◆ **Supplied information**
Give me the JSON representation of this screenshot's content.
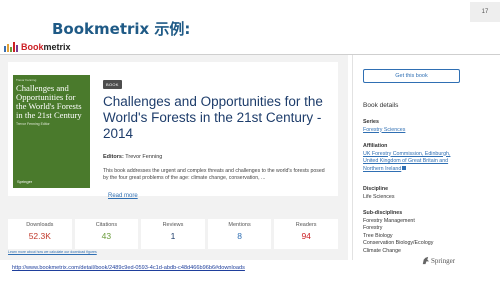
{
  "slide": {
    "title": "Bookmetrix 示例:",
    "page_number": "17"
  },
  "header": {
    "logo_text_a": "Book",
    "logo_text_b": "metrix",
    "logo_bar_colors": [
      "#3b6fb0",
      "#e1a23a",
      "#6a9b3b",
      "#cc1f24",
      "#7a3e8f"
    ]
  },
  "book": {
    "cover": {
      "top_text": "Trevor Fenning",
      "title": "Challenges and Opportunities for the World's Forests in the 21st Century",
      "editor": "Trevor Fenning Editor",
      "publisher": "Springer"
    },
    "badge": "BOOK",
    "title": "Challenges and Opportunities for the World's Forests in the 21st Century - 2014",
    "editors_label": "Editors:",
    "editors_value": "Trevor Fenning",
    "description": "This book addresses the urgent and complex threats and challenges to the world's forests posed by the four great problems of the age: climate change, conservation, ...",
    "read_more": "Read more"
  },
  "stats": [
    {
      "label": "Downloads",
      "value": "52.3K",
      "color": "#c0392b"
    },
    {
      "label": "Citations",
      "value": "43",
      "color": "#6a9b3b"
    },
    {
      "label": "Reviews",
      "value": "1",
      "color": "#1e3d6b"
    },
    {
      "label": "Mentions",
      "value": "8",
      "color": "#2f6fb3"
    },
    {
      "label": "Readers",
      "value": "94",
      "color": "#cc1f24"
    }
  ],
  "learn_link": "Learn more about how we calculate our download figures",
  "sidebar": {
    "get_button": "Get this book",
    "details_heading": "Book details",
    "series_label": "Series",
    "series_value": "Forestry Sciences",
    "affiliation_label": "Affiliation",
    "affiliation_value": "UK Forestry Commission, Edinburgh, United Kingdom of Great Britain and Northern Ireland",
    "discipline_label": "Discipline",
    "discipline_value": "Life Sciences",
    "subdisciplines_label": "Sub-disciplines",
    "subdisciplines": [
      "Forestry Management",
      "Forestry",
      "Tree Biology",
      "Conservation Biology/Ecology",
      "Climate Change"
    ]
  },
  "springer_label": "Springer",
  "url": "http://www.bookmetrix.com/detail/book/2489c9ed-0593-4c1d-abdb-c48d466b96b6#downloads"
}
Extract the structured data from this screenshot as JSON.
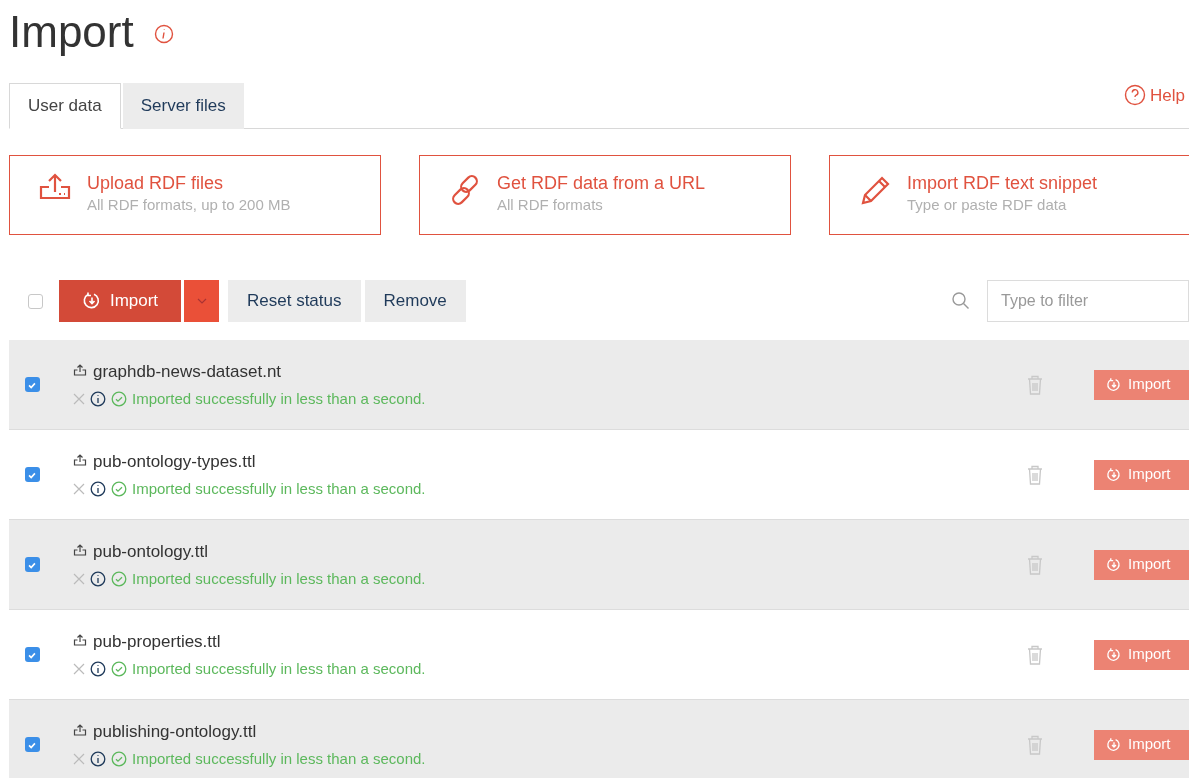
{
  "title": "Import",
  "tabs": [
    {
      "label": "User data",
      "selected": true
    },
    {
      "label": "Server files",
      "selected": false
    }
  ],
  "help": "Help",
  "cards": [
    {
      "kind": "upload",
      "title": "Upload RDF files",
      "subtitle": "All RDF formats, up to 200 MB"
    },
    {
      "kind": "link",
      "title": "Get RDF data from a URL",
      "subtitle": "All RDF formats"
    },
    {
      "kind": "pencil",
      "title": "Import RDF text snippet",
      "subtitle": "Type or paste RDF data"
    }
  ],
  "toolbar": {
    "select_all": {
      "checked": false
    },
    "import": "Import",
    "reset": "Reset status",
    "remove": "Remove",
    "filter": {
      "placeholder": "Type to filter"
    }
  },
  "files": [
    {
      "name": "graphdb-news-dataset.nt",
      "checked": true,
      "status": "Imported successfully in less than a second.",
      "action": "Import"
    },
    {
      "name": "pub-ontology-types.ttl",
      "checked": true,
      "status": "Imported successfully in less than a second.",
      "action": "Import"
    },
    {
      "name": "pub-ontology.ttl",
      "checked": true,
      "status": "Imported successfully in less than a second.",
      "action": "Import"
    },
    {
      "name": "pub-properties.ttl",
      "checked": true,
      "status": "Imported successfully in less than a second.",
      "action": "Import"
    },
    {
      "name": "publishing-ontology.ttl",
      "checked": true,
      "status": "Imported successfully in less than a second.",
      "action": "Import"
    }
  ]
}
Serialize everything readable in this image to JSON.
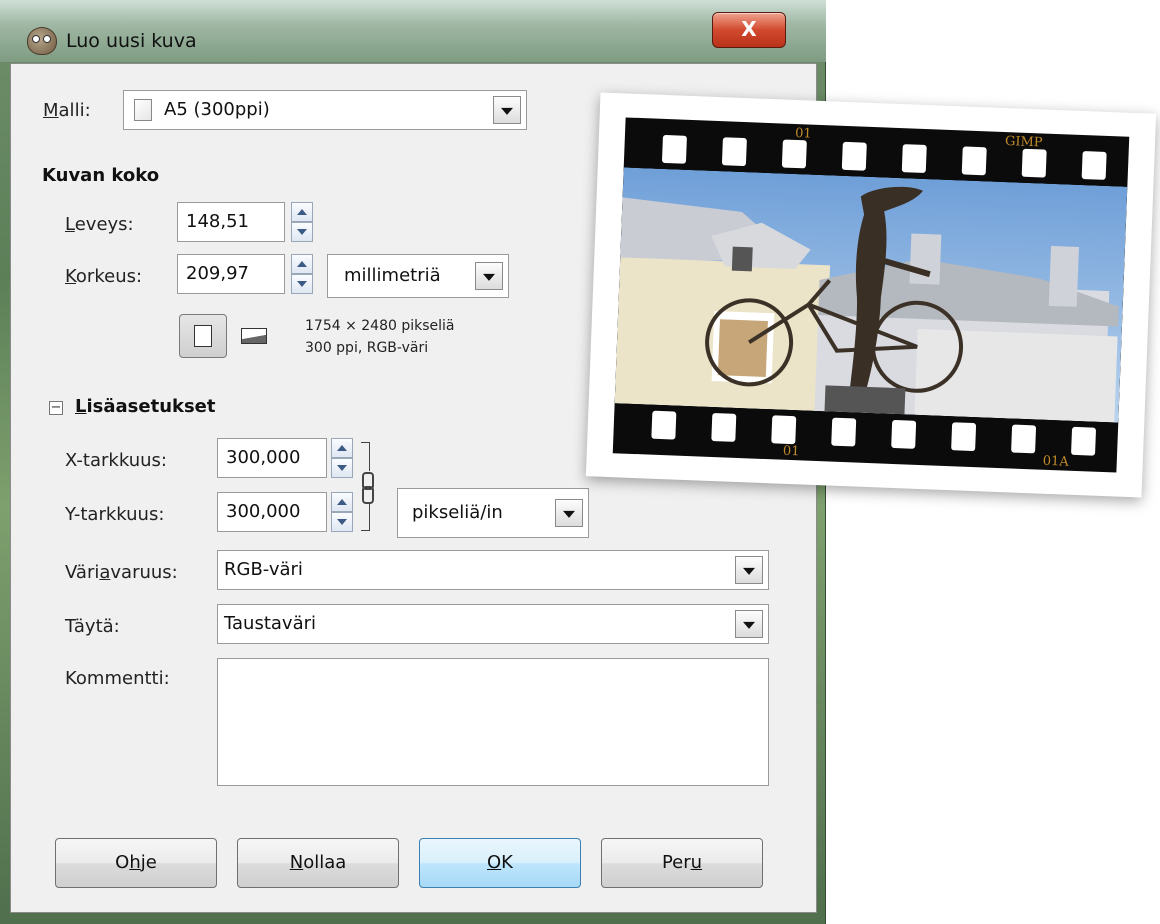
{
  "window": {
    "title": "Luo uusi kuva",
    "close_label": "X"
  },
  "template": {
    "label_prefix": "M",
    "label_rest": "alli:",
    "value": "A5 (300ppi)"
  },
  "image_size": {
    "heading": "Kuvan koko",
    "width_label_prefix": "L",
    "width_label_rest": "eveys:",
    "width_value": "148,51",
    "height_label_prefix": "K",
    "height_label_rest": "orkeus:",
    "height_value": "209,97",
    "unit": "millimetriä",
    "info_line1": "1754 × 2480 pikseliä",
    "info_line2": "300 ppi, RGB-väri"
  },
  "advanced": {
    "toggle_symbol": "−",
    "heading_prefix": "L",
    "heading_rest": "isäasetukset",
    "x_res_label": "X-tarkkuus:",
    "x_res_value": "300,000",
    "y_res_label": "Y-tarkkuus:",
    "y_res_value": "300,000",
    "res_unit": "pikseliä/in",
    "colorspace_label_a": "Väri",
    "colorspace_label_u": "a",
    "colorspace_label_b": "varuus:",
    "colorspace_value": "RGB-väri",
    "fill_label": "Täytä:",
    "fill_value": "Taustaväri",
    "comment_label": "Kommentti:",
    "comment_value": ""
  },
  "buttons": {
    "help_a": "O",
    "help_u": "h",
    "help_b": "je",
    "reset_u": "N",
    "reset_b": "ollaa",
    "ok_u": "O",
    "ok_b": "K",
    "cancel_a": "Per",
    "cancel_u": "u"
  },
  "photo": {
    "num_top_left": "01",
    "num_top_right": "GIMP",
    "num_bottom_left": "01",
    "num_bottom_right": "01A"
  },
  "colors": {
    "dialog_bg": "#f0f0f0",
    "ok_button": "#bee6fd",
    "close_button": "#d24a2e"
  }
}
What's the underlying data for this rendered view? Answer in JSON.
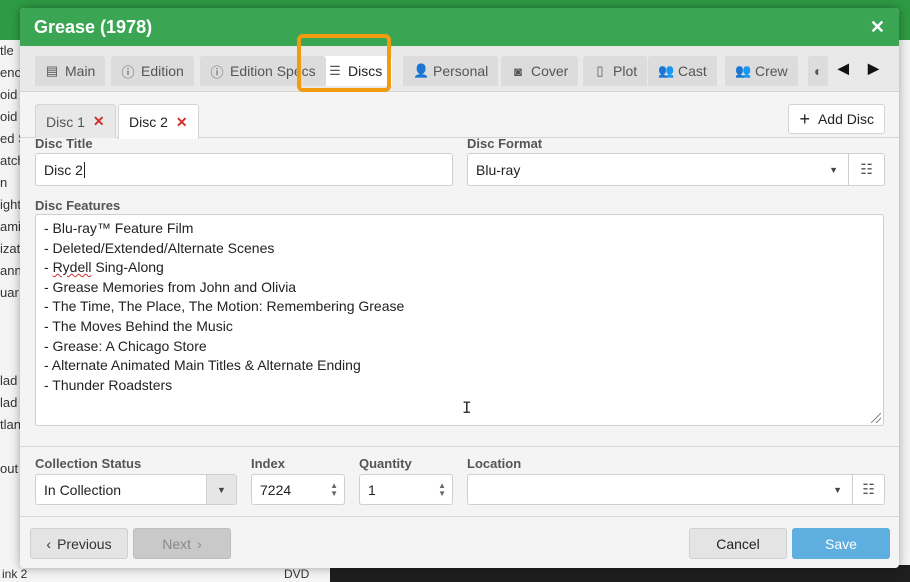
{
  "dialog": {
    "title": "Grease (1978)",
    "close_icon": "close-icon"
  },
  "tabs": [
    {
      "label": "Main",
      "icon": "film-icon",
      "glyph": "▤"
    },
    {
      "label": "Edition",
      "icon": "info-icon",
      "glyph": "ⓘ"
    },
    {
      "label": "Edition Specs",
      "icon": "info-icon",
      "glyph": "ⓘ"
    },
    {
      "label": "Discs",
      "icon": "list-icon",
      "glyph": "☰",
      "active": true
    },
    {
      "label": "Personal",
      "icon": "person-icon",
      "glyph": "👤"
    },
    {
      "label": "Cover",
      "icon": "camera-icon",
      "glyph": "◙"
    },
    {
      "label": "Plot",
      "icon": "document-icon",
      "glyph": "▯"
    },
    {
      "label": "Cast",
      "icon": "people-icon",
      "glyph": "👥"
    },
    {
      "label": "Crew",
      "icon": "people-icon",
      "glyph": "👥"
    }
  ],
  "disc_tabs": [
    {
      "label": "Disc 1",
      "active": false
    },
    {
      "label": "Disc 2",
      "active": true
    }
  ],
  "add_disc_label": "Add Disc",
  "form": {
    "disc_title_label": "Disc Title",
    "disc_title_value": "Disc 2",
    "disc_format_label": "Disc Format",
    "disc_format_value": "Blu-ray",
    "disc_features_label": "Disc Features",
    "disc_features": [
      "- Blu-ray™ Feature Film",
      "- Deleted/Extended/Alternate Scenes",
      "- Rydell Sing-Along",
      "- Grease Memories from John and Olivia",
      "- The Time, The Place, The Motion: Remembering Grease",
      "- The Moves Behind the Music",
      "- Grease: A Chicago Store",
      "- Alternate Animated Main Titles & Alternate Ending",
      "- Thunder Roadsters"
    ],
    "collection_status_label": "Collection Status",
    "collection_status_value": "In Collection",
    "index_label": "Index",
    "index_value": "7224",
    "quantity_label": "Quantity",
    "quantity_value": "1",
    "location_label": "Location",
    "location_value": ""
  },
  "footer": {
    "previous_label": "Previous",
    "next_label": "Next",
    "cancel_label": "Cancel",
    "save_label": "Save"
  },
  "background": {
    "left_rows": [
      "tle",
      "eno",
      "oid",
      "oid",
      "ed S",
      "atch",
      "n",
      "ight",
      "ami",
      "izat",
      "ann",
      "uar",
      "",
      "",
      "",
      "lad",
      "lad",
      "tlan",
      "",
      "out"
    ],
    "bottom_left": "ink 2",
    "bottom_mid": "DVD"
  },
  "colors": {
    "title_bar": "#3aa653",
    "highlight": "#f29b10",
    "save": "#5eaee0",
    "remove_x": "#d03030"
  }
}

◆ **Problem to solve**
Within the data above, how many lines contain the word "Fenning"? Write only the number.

◆ **Response box**
3